What is worse is a prime minister being forced to depend on a team not of his making, which can happen because he heads a shaky coalition or has a boss, like Sonia Gandhi, looking down over his shoulder. The Dravida Munnetra Kazhagam demanded and got its man, A Raja in with disastrous consequence.
Given his majority on the party’s own strength, and more appropriately his own, Manmohan Singh’s lot needn’t be Modi’s too. He has come to head the government because of the perception and claims that he was a doer, and an efficient one at that, as he showed in Gujarat. To do that, he needs hisTeam Modi.
While coalition partners too contributed to the votes that BJP secured, Modi needn’t necessarily be obliged to pander to the demands of his allies. If he did, it weakens the very structure on which he has to depend to deliver on both promises. But pesky partners can ruin that run.
Having fought the elections as a coalition, Modi is obliged to find slots for them at least to ensure esperit de corps. It is easier for him to avoid the septuagenarians in his party in the ministry -- L K Advani and Murli Manohar Joshi being some of them -- than to ignore the alliance members.
That, however, should not automatically confer the right to a pro-rata share in the power structure because that militates against the requirement of forming a team that would deliver. Such sharing reduces the ability to opt only for talent. No doubt politicians are clever, but are the capable to do a job just because they got elected?

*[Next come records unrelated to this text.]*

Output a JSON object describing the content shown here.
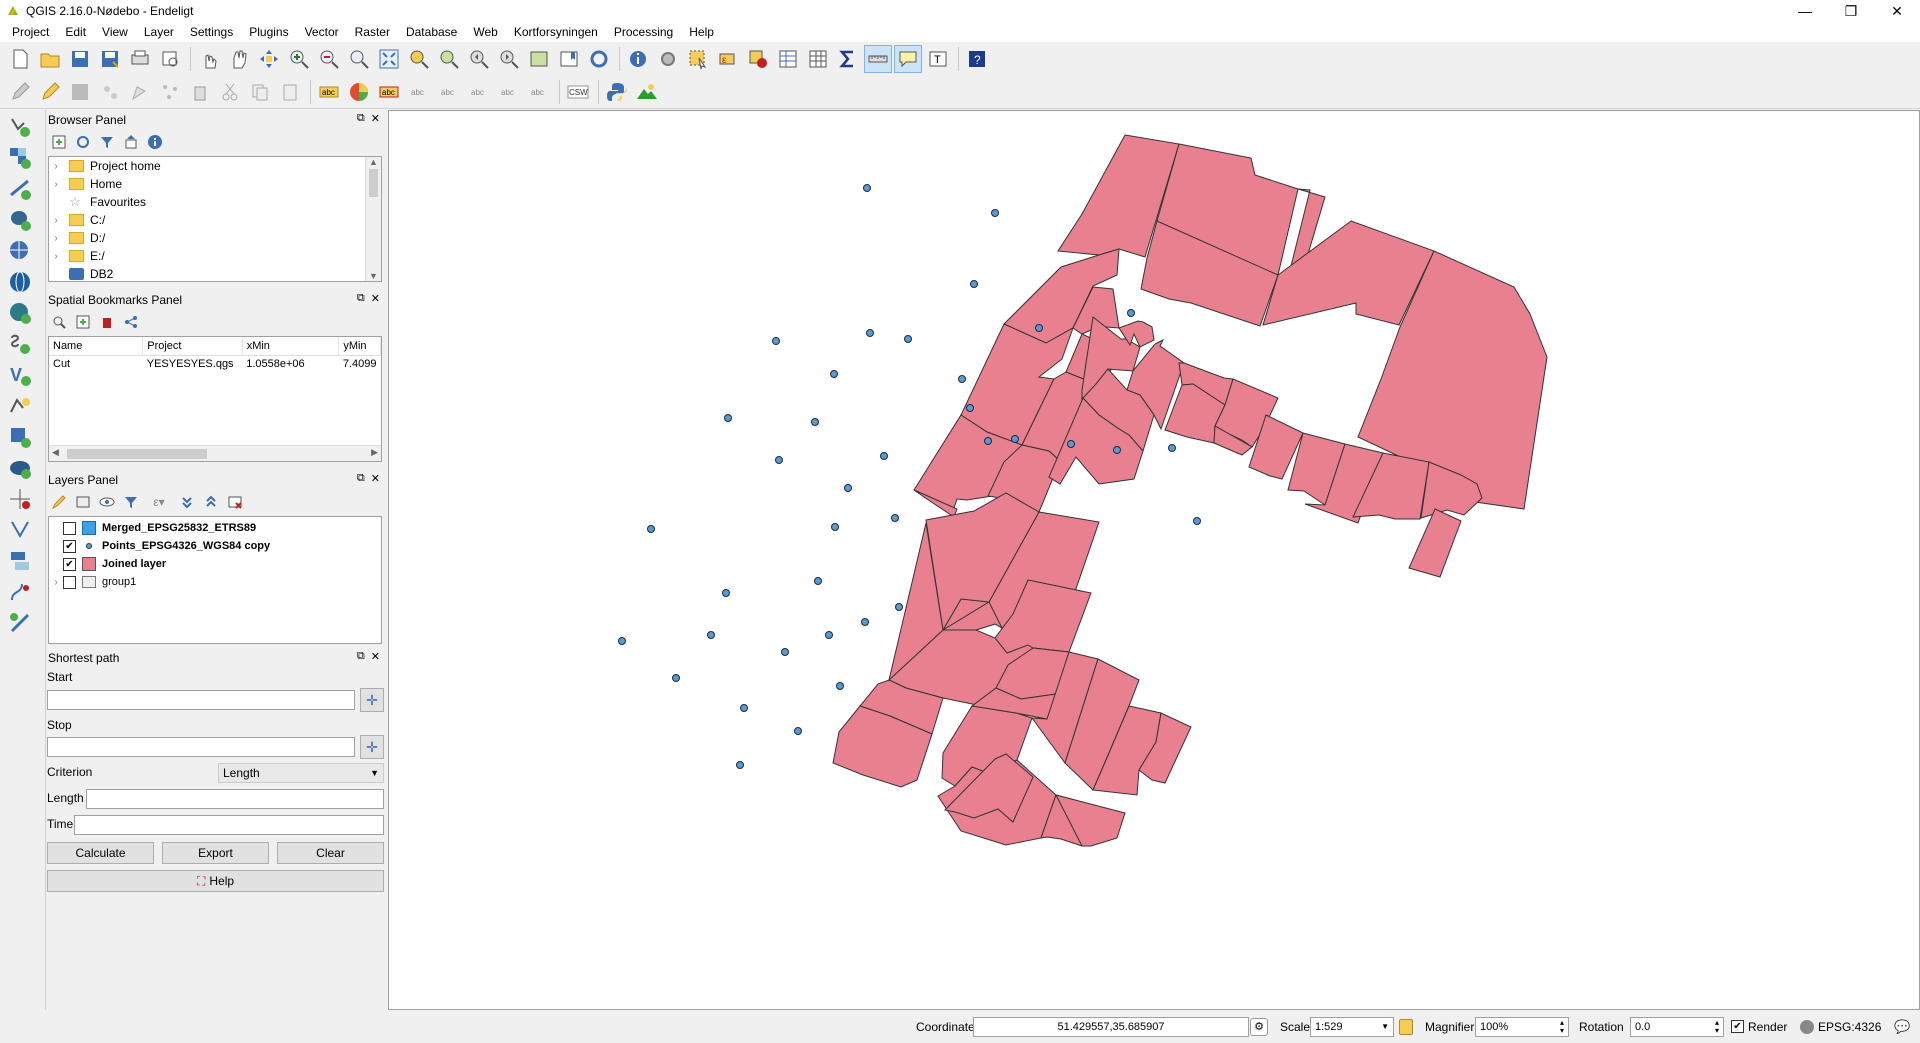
{
  "window": {
    "title": "QGIS 2.16.0-Nødebo - Endeligt",
    "min": "—",
    "max": "❐",
    "close": "✕"
  },
  "menu": [
    "Project",
    "Edit",
    "View",
    "Layer",
    "Settings",
    "Plugins",
    "Vector",
    "Raster",
    "Database",
    "Web",
    "Kortforsyningen",
    "Processing",
    "Help"
  ],
  "browser": {
    "title": "Browser Panel",
    "items": [
      {
        "label": "Project home",
        "icon": "folder-icon"
      },
      {
        "label": "Home",
        "icon": "folder-icon"
      },
      {
        "label": "Favourites",
        "icon": "star-icon"
      },
      {
        "label": "C:/",
        "icon": "folder-icon"
      },
      {
        "label": "D:/",
        "icon": "folder-icon"
      },
      {
        "label": "E:/",
        "icon": "folder-icon"
      },
      {
        "label": "DB2",
        "icon": "database-icon"
      }
    ]
  },
  "bookmarks": {
    "title": "Spatial Bookmarks Panel",
    "columns": [
      "Name",
      "Project",
      "xMin",
      "yMin"
    ],
    "rows": [
      [
        "Cut",
        "YESYESYES.qgs",
        "1.0558e+06",
        "7.4099"
      ]
    ]
  },
  "layers": {
    "title": "Layers Panel",
    "items": [
      {
        "label": "Merged_EPSG25832_ETRS89",
        "checked": false,
        "color": "#3aa0e8",
        "bold": true
      },
      {
        "label": "Points_EPSG4326_WGS84 copy",
        "checked": true,
        "color": "#5b9bd5",
        "bold": true
      },
      {
        "label": "Joined layer",
        "checked": true,
        "color": "#e8808f",
        "bold": true
      },
      {
        "label": "group1",
        "checked": false,
        "color": "",
        "bold": false
      }
    ]
  },
  "shortest": {
    "title": "Shortest path",
    "start_label": "Start",
    "stop_label": "Stop",
    "criterion_label": "Criterion",
    "criterion_value": "Length",
    "length_label": "Length",
    "time_label": "Time",
    "calculate": "Calculate",
    "export": "Export",
    "clear": "Clear",
    "help": "Help"
  },
  "status": {
    "coordinate_label": "Coordinate",
    "coordinate_value": "51.429557,35.685907",
    "scale_label": "Scale",
    "scale_value": "1:529",
    "magnifier_label": "Magnifier",
    "magnifier_value": "100%",
    "rotation_label": "Rotation",
    "rotation_value": "0.0",
    "render_label": "Render",
    "crs": "EPSG:4326"
  },
  "colors": {
    "polygon_fill": "#e8808f",
    "polygon_stroke": "#333333",
    "point_fill": "#5b9bd5"
  }
}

The first thing that comes to my mind is that people contest elections because they believe they can form their fiefdoms on local issues when the actual intent of a general election is to throw up a Parliament that makes laws and some of those elected are in government to administer the law. Few are in the race because they carry talent to the government.
Look at Anant Geete in this context who found the assigned department a lightweight and his party did not get two more of its MPs in the cabinet. Anbumani Ramdoss wants a cabinet berth because he is the only one from the BJP’s allies in Tamil Nadu. Their grief is apparently bigger than Advani who helped the BJP grow.
It does not matter to Anbumani that he has a Central Bureau of Investigation case for allegedly abusing his position in a previous government to help start admissions to a medical college in Indore, despite an apex court bar. Because they bring the numbers with them, the partners have to be accommodated.
Many became partners, unlike Shiv Sena and Akali Dal, both of long standing. Many swerved from their claimed ideologies, like Ram Vilas Paswan did, because opportunists know how to read the tea leaves. Modi’s emergence as PM was near certain and they needed to be in power which is also addictive
Power has a perverse purpose. The new BJP’s allies, though unsure if Modi would oblige, are not alone in showcasing this. Recall how Mani Shankar Aiyar and Jaipal Reddy, both minsters with a mind of their own, were dispensed with from their departments because it didn’t help someone’s interests? But that’s how Indian politics is run.
The burden of this piece is that by sharing power by providing positions in the cabinet is antithetical to providing a government that performs with a single-minded purpose of governing well. Sharing responsibilities is quite another thing, and that can come from being a mere member of the ruling coalition and performing well in Parliament.
One can understand that all MPs are equal in that sense and are endowed with varied talents but that does not automatically qualify them to run ministries. Some are adept at meeting challenges and some simply are not, and remain ornaments. By seeking pro-rata quotas, the very purpose of a forming a ministry of talent is lost.
It is the Indian nature to seek returns by seeking ‘appropriate’ ministries in keeping with the numerical strength they contribute to the ruling alliance. The appropriateness spoken of is a euphemism for remunerative nature of the ministries. Can they be milked quickly as well in the long term? ‘Lightweight’ is a euphemism for unremunerative.